◆ Given data ◆
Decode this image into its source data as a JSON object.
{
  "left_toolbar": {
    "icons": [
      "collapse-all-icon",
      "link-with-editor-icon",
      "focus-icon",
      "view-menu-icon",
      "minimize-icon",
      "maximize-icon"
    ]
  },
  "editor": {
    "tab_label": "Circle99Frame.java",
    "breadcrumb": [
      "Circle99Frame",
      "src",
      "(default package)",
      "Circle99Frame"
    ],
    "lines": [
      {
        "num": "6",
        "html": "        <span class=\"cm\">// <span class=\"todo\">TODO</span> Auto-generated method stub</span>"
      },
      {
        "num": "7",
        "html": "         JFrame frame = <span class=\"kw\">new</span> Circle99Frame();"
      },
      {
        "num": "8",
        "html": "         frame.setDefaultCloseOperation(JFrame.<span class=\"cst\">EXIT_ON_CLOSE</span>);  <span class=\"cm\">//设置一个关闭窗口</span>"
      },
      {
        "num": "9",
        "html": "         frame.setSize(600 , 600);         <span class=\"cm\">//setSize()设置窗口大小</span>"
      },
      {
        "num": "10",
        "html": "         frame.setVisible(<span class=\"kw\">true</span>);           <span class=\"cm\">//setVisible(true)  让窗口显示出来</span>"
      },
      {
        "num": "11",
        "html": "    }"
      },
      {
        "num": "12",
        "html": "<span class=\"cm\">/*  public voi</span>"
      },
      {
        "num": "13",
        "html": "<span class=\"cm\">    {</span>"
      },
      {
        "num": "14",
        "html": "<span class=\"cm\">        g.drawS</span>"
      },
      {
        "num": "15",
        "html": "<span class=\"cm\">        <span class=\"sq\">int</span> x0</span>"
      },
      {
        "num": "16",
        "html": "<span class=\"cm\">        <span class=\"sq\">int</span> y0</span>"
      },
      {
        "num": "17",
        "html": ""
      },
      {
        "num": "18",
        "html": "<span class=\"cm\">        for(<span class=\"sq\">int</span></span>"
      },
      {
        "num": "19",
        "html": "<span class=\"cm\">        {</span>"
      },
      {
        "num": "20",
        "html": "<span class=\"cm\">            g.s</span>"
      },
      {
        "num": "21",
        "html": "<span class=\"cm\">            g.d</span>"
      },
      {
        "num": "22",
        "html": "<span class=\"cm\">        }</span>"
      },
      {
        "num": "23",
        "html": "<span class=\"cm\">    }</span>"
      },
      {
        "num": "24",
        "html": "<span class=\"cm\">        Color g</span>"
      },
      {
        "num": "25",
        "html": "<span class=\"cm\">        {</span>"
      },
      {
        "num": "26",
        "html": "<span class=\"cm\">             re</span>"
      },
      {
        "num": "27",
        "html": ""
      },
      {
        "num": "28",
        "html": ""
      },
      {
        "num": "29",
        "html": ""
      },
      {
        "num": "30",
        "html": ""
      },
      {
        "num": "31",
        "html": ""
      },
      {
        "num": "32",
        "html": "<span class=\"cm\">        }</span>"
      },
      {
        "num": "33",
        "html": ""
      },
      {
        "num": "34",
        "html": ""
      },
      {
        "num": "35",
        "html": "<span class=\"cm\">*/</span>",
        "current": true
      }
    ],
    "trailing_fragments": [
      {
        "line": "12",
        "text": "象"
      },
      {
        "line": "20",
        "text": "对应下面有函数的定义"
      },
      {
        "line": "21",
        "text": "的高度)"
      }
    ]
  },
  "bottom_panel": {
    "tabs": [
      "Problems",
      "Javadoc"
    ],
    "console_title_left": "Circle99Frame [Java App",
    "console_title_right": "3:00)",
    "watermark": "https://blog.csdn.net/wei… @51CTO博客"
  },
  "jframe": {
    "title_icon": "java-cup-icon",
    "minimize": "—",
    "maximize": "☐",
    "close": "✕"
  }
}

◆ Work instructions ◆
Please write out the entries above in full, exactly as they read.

◆ Your solution ◆
Decode this image into its source data as a JSON object.
{
  "left_toolbar": {
    "icons": [
      "collapse-all-icon",
      "link-with-editor-icon",
      "focus-icon",
      "view-menu-icon",
      "minimize-icon",
      "maximize-icon"
    ]
  },
  "editor": {
    "tab_label": "Circle99Frame.java",
    "breadcrumb": [
      "Circle99Frame",
      "src",
      "(default package)",
      "Circle99Frame"
    ],
    "lines": [
      {
        "num": "6",
        "html": "        <span class=\"cm\">// <span class=\"todo\">TODO</span> Auto-generated method stub</span>"
      },
      {
        "num": "7",
        "html": "         JFrame frame = <span class=\"kw\">new</span> Circle99Frame();"
      },
      {
        "num": "8",
        "html": "         frame.setDefaultCloseOperation(JFrame.<span class=\"cst\">EXIT_ON_CLOSE</span>);  <span class=\"cm\">//设置一个关闭窗口</span>"
      },
      {
        "num": "9",
        "html": "         frame.setSize(600 , 600);         <span class=\"cm\">//setSize()设置窗口大小</span>"
      },
      {
        "num": "10",
        "html": "         frame.setVisible(<span class=\"kw\">true</span>);           <span class=\"cm\">//setVisible(true)  让窗口显示出来</span>"
      },
      {
        "num": "11",
        "html": "    }"
      },
      {
        "num": "12",
        "html": "<span class=\"cm\">/*  public voi</span>"
      },
      {
        "num": "13",
        "html": "<span class=\"cm\">    {</span>"
      },
      {
        "num": "14",
        "html": "<span class=\"cm\">        g.drawS</span>"
      },
      {
        "num": "15",
        "html": "<span class=\"cm\">        <span class=\"sq\">int</span> x0</span>"
      },
      {
        "num": "16",
        "html": "<span class=\"cm\">        <span class=\"sq\">int</span> y0</span>"
      },
      {
        "num": "17",
        "html": ""
      },
      {
        "num": "18",
        "html": "<span class=\"cm\">        for(<span class=\"sq\">int</span></span>"
      },
      {
        "num": "19",
        "html": "<span class=\"cm\">        {</span>"
      },
      {
        "num": "20",
        "html": "<span class=\"cm\">            g.s</span>"
      },
      {
        "num": "21",
        "html": "<span class=\"cm\">            g.d</span>"
      },
      {
        "num": "22",
        "html": "<span class=\"cm\">        }</span>"
      },
      {
        "num": "23",
        "html": "<span class=\"cm\">    }</span>"
      },
      {
        "num": "24",
        "html": "<span class=\"cm\">        Color g</span>"
      },
      {
        "num": "25",
        "html": "<span class=\"cm\">        {</span>"
      },
      {
        "num": "26",
        "html": "<span class=\"cm\">             re</span>"
      },
      {
        "num": "27",
        "html": ""
      },
      {
        "num": "28",
        "html": ""
      },
      {
        "num": "29",
        "html": ""
      },
      {
        "num": "30",
        "html": ""
      },
      {
        "num": "31",
        "html": ""
      },
      {
        "num": "32",
        "html": "<span class=\"cm\">        }</span>"
      },
      {
        "num": "33",
        "html": ""
      },
      {
        "num": "34",
        "html": ""
      },
      {
        "num": "35",
        "html": "<span class=\"cm\">*/</span>",
        "current": true
      }
    ],
    "trailing_fragments": [
      {
        "line": "12",
        "text": "象"
      },
      {
        "line": "20",
        "text": "对应下面有函数的定义"
      },
      {
        "line": "21",
        "text": "的高度)"
      }
    ]
  },
  "bottom_panel": {
    "tabs": [
      "Problems",
      "Javadoc"
    ],
    "console_title_left": "Circle99Frame [Java App",
    "console_title_right": "3:00)",
    "watermark": "https://blog.csdn.net/wei… @51CTO博客"
  },
  "jframe": {
    "title_icon": "java-cup-icon",
    "minimize": "—",
    "maximize": "☐",
    "close": "✕"
  }
}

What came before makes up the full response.